suddenly the reflection that had terrified her became her hope.  If
it were as she deemed it, what matter what she said?  He would know
the truth, in spite of all.

"Yes, madame," she said at last, and her voice was wholly void of
expression.  "Yes, monsieur, it is as madame says.  It is my wish
to remain at Condillac."

>From the Dowager, standing a pace or two away from Garnache, came
the sound of a half-sigh.  Garnache missed nothing.  He caught the
sound, and accepted it as an expression of relief.  The Marquise
stepped back a pace; idly, one might have thought; not so thought
Garnache.  It had this advantage: that it enabled her to stand where
he might not watch her face without turning his head.  He was content
that such was her motive.  To defeat her object, to show her that he
had guessed it, he stepped back, too, also with that same idleness
of air, so that he was once more in line with her.  And then he
spoke, addressing Valerie.

"Mademoiselle, that you should have written to the Queen in haste
is deplorable now that your views have undergone this change.  I am
a stupid man, mademoiselle, just a blunt soldier with orders to
obey and no authority to think.  My orders are to conduct you to
Paris.  Your will was not taken into consideration.  I know not how
the Queen would have me act, seeing your reluctance; it may be that
she would elect to leave you here, as you desire.  But it is not
for me to arrogate to determine the Queen's mind.  I can but be
guided by her orders, and those orders leave me no course but one
 - to ask you, mademoiselle, to make ready immediately to go with

The look of relief that swept into Valerie's face, the little flush
of colour that warmed her cheeks, hitherto so pale, were all the
confirmation that he needed of what he suspected.

"But, monsieur," said Marius, "it must be plain to you that since
the Queen's orders are but a compliance with mademoiselle's wishes,
now that mademoiselle's wishes have altered, so too would Her
Majesty's commands alter to comply with them once more"

"That may be plain to you, monsieur; for me, unfortunately, there
are my orders for only guide," Garnache persisted.  "Does not
mademoiselle herself agree with me?"

She was about to speak; her glance had looked eager, her lips had
parted.  Then, of a sudden, the little colour faded from her cheeks
again, and she seemed stricken with a silence.  Garnache's eyes,
directed in a sidelong glance to the Marquise's face, surprised
there a frown that had prompted that sudden change.

He half-turned, his manner changing suddenly to a freezing civility.

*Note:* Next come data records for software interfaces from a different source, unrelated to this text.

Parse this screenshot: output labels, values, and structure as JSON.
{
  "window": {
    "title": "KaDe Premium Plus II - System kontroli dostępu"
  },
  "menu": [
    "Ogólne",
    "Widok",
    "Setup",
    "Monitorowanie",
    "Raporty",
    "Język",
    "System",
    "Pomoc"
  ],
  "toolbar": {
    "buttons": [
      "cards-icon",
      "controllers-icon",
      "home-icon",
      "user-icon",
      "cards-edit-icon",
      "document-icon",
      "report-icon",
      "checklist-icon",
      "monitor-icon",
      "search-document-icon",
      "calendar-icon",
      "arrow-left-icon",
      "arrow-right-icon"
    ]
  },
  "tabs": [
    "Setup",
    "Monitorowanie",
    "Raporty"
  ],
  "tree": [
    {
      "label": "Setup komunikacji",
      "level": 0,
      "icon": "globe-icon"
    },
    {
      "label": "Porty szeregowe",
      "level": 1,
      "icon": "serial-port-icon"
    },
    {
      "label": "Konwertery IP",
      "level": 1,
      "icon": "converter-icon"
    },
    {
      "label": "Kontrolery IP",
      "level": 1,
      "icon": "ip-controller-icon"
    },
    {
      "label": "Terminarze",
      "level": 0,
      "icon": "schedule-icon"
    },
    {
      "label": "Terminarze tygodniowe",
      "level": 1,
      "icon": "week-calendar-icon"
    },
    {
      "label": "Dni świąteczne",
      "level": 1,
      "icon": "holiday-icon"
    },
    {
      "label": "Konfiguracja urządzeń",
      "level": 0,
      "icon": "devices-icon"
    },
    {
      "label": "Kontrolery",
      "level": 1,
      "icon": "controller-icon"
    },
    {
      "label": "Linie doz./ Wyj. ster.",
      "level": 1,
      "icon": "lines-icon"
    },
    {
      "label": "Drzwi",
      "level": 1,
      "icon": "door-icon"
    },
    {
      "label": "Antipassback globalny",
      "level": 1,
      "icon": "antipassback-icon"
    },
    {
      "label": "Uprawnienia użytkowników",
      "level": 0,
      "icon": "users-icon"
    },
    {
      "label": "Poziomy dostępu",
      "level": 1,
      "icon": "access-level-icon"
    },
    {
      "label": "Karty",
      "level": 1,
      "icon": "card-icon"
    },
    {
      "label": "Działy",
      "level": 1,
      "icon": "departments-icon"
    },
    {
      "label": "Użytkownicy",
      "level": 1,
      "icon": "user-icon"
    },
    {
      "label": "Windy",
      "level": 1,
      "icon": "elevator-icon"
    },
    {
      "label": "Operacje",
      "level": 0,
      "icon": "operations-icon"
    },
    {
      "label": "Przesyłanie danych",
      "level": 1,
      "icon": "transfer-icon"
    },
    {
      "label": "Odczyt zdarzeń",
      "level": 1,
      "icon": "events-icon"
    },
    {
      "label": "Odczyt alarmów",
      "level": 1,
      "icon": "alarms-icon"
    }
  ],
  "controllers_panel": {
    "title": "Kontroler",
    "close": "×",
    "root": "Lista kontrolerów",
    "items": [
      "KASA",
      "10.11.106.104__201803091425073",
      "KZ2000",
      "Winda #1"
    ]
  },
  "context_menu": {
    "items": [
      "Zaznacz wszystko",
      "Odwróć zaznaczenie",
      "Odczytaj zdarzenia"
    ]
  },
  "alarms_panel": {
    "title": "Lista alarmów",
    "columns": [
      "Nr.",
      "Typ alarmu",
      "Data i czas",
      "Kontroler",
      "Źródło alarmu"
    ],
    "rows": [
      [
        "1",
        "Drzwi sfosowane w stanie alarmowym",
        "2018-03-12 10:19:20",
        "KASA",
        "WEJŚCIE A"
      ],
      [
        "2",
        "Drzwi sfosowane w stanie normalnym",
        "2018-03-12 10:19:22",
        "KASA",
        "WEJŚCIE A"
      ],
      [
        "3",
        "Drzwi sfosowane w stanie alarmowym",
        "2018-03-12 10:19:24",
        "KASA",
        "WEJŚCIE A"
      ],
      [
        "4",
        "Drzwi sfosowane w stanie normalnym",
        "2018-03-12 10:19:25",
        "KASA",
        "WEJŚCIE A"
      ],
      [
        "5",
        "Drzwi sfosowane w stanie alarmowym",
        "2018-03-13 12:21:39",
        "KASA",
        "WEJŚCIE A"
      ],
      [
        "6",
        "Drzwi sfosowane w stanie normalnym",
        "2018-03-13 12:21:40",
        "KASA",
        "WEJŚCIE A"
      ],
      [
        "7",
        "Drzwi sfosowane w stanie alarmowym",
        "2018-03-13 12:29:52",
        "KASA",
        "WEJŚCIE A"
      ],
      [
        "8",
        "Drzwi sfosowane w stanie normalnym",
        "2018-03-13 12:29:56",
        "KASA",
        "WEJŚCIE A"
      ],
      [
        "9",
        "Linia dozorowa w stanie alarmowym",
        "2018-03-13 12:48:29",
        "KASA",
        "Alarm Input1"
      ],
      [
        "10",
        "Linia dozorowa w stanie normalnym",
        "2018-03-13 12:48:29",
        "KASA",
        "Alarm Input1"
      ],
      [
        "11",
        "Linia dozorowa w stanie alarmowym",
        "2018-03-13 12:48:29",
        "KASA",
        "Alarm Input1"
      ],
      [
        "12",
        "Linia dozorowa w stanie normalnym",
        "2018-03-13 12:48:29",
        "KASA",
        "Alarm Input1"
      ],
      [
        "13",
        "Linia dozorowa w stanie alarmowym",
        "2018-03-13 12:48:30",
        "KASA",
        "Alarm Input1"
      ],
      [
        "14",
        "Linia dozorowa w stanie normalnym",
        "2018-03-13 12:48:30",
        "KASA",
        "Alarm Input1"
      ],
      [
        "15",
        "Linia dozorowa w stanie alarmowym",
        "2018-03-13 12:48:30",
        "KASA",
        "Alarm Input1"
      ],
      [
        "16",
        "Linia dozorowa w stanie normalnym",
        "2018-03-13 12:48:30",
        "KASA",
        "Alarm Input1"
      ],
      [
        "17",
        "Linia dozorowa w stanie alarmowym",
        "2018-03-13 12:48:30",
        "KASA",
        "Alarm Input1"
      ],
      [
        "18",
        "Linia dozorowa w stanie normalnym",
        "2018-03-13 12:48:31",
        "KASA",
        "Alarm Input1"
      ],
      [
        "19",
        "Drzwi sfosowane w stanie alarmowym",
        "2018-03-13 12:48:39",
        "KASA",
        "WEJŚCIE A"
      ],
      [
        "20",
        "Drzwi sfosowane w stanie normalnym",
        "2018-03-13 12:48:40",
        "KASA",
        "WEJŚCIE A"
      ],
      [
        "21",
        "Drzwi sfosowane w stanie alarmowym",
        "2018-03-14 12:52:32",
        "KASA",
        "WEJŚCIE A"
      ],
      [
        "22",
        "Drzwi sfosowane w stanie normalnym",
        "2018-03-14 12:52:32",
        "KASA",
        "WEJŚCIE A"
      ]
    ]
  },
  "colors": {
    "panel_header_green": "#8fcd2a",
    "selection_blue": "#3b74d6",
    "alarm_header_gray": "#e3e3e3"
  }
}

"Madame la Marquise," said he, "I beg with all deference to suggest
that I am not allowed the interview you promised me with Mademoiselle
de La Vauvraye."

The ominous coldness with which he had begun to speak had had a

< < Previous Page     Next Page > >

Other sites: